TO DO - Take every line from the data that has the word "コメント" in it.

Component data from apps and pages:

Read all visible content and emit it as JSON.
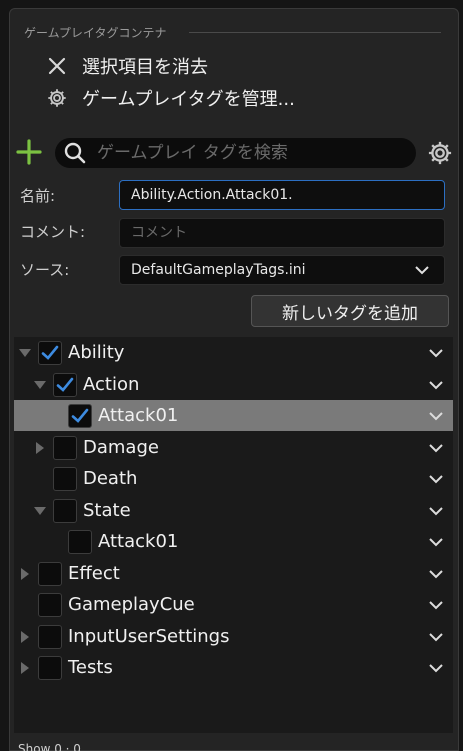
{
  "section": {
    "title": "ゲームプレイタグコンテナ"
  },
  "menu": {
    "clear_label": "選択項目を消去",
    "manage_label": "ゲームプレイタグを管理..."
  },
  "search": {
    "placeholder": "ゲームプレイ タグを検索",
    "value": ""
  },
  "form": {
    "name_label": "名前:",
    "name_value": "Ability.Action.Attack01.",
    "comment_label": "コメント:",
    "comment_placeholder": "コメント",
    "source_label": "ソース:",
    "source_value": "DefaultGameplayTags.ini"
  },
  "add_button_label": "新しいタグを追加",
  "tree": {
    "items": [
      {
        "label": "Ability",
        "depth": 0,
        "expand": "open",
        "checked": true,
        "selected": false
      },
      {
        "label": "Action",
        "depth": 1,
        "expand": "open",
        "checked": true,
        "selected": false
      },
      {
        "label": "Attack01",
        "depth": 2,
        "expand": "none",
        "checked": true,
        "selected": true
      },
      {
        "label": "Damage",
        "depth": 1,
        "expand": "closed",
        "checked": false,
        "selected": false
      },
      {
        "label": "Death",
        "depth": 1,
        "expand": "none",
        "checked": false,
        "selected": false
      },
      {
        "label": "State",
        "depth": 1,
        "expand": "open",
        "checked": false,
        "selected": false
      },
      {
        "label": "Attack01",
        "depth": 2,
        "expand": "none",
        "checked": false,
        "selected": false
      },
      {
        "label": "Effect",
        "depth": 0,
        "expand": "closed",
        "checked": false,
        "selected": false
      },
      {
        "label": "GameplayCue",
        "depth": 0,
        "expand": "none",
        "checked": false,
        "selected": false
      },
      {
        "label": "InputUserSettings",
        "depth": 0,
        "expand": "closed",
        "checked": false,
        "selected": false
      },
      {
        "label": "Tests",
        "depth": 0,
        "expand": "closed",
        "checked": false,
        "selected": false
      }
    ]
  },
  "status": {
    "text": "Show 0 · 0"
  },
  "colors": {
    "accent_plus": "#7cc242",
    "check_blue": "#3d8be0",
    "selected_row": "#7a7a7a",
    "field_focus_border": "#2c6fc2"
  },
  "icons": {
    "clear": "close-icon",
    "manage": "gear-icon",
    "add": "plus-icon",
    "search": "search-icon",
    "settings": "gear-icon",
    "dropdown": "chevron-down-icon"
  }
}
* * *
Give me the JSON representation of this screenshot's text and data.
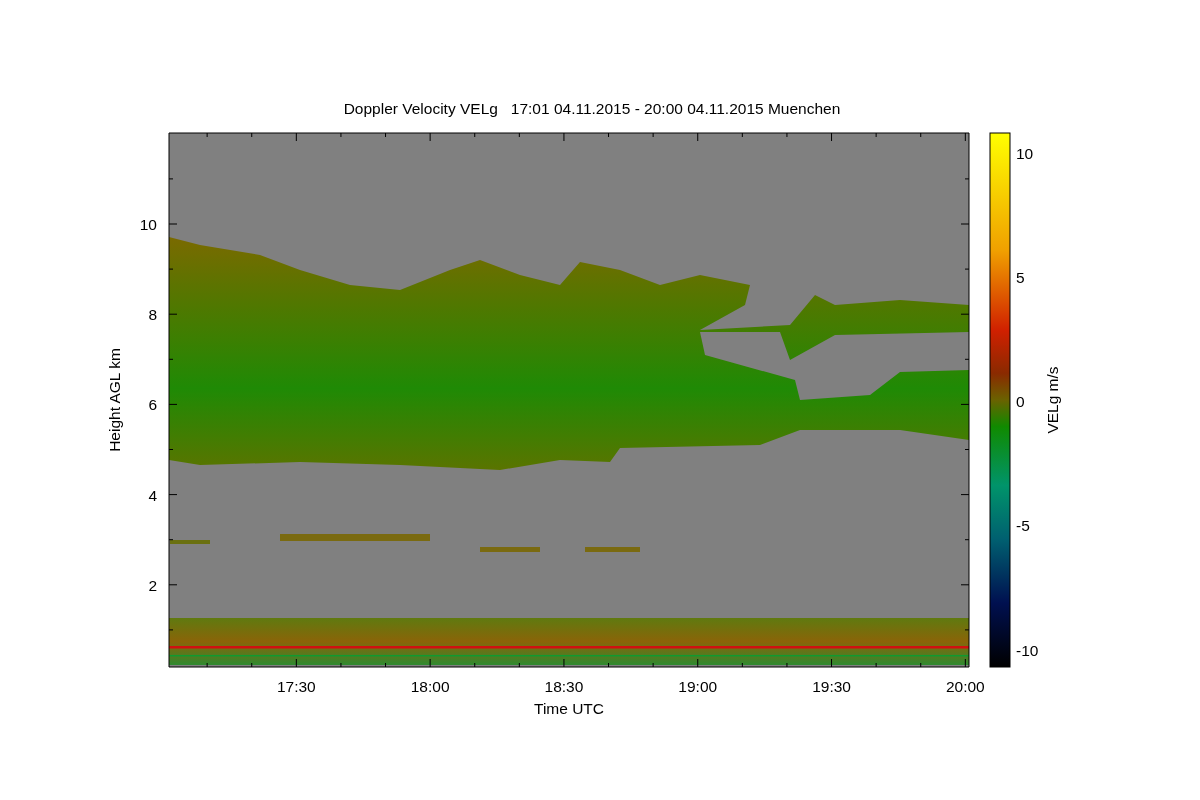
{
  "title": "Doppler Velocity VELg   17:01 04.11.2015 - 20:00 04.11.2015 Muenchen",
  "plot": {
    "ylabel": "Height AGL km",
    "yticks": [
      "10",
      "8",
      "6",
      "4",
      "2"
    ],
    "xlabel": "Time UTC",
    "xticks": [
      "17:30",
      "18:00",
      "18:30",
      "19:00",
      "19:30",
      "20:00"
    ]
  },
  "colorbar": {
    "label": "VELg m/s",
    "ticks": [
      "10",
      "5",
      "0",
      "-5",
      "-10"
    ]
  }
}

SOLUTION TO THE EXERCISE -
    "comment_label": "コメント:",
    "comment_placeholder": "コメント",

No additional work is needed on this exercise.